-Opening: Thursday, May 2nd 6-8pm
-Boston Critique Group Night: May 30th 6-9pm
-Fort Point Artist Night featuring performance by Imani - June 12th 6-8pm
-Closing: Thursday, June 27th - 6-8pm
The Fort Point Arts Community is pleased to announce Be/Come, the third exhibition of the 2019 season at the FPAC Assemblage.
Fort Point is an area of transition. The history of Fort Point is one of continuous movement. The land itself has evolved from marshland to textile/iron industry to parking lots to high rise buildings. The community has seen both the buildup and diminishment of its arts community and the re-introduction of commerce in its place. Not only does a community bear witness to these substantial shifts but they can and should have agency over these impending changes.
We can slowly watch a building being erected but rarely witness the unfolding that occurs when the event of art takes place, transforming the gallery into a space in which to experience, observe and contemplate.

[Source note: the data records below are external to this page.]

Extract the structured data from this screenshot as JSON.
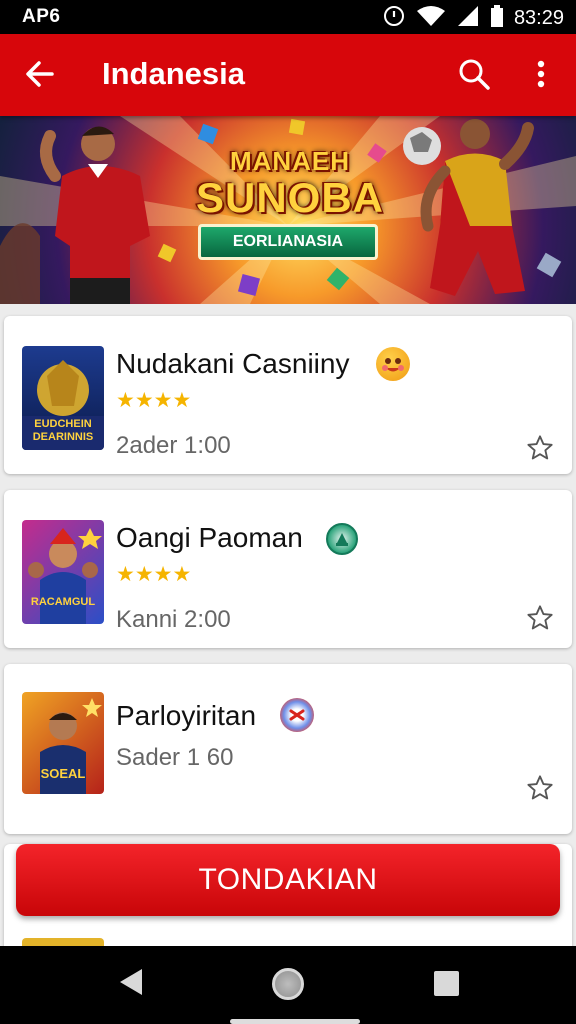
{
  "status_bar": {
    "carrier": "AP6",
    "time": "83:29"
  },
  "app_bar": {
    "title": "Indanesia"
  },
  "banner": {
    "line1": "MANAEH",
    "line2": "SUNOBA",
    "ribbon": "EORLIANASIA"
  },
  "items": [
    {
      "name": "Nudakani Casniiny",
      "rating": "★★★★",
      "subtitle": "2ader 1:00",
      "thumb_label": "EUDCHEIN DEARINNIS"
    },
    {
      "name": "Oangi Paoman",
      "rating": "★★★★",
      "subtitle": "Kanni 2:00",
      "thumb_label": "RACAMGUL"
    },
    {
      "name": "Parloyiritan",
      "rating": "",
      "subtitle": "Sader 1 60",
      "thumb_label": "SOEAL"
    }
  ],
  "cta": {
    "label": "TONDAKIAN"
  },
  "colors": {
    "primary": "#d7060b",
    "star": "#f5b400"
  }
}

Join Emily Brodrick and Kate Holcomb Hale as they host four nights of Be/Come: witness and document the moments of becoming that occur when an artwork is transformed in and by the space of the gallery. The artists invite the public to join them and observe the accumulation of mark and form, the shifting and stretching of objects, the response to architecture and the transformation and genesis of new space via the slow accretion of four installations in real time.
The artists aim to enliven the community of Fort Point to document this evolution of the gallery space alongside the collaborating artists through their own medium of choice: photography, writing, drawing, textiles, painting, dance, meditation or any form the viewers see fit. Additionally, the community is encouraged to participate in the process by sharing ideas by means of a suggestion box. It will be present during the length of the exhibit for the community to engage and assist the artists as they respond to the space of the gallery. The landscape of the Fort Point neighborhood has changed often without the input of its people, the artists’ goal is to bring attention to this issue by asking the community to guide them in designing what the landscape of the gallery will look like.
Using what are considered craft mediums, such as crochet, knitting, cut-paper and ceramics, Emily Broderick creates sculptures and installations reminiscent of living organisms and environments wildly distorted in size, shape and color. Emily states, “I think of my work not just as a series of pieces, but a living world of interrelated species and with them, I aim to question our stereotypical notions of what we consider craft vs. art. I am interested – almost obsessively – with repetitive, intricate, tedious detail and I create or cover my works with all-encompassing patterns.” Our culture has classist notions of what is considered high vs. low art but Emily uses the accessibility of crafts - its beauty, tactility, color and decoration - to create work that can allow viewers to approach, be curious about, sometimes even play with and hopefully ask themselves, “what is craft and what is art?”
Kate Holcomb Hale
Kate Holcomb Hale’s work shows how emotions can extend beyond the realm of the internal and can manifest themselves in our physical world. Drawing provides the backbone for Kate’s mixed-media installations; each captures a moment when subjectivity shifts due to loss, trauma or any significant life event. Is the fluid draining?, I very totally had dreams last night, and And neither are we reference psychological fractures that compile throughout a lifetime shaping one’s identity. The installations themselves appear “in-process” or “unfinished” which is apropos as they are continually acclimating to new conditions presented at each site of installation. Kate’s work subverts traditional boundaries of drawing and painting merging paper, paint and charcoal with architecture. She creates a tangible form for an intangible, constantly fluctuating, interior space.
About the FPAC Assemblage
FPAC Assemblage facilitates conversation and engagement with contemporary art and culture by offering a robust program of multidisciplinary exhibitions, talks, performances, and screenings. FPAC Assemblage is one of the Ch.91 regulated publicly accessible spaces on the Boston waterfront. This 1,200 square foot space along the Harborwalk is located on Sleeper Street off Seaport Boulevard.
About the Fort Point Arts Community
The Fort Point Arts Community Inc. of South Boston (FPAC), is a non-profit community organization founded in 1980. FPAC’s mission is to promote the work of its member artists to a broad and diverse audience; to preserve the artists community in the Fort Point Channel area; to ensure the continuance of permanent, affordable studio space; to build community; and to increase the visibility of the arts in Fort Point. Fort Point is one of New England’s largest artist communities, home to over 300 artists who produce work in a wide array of media.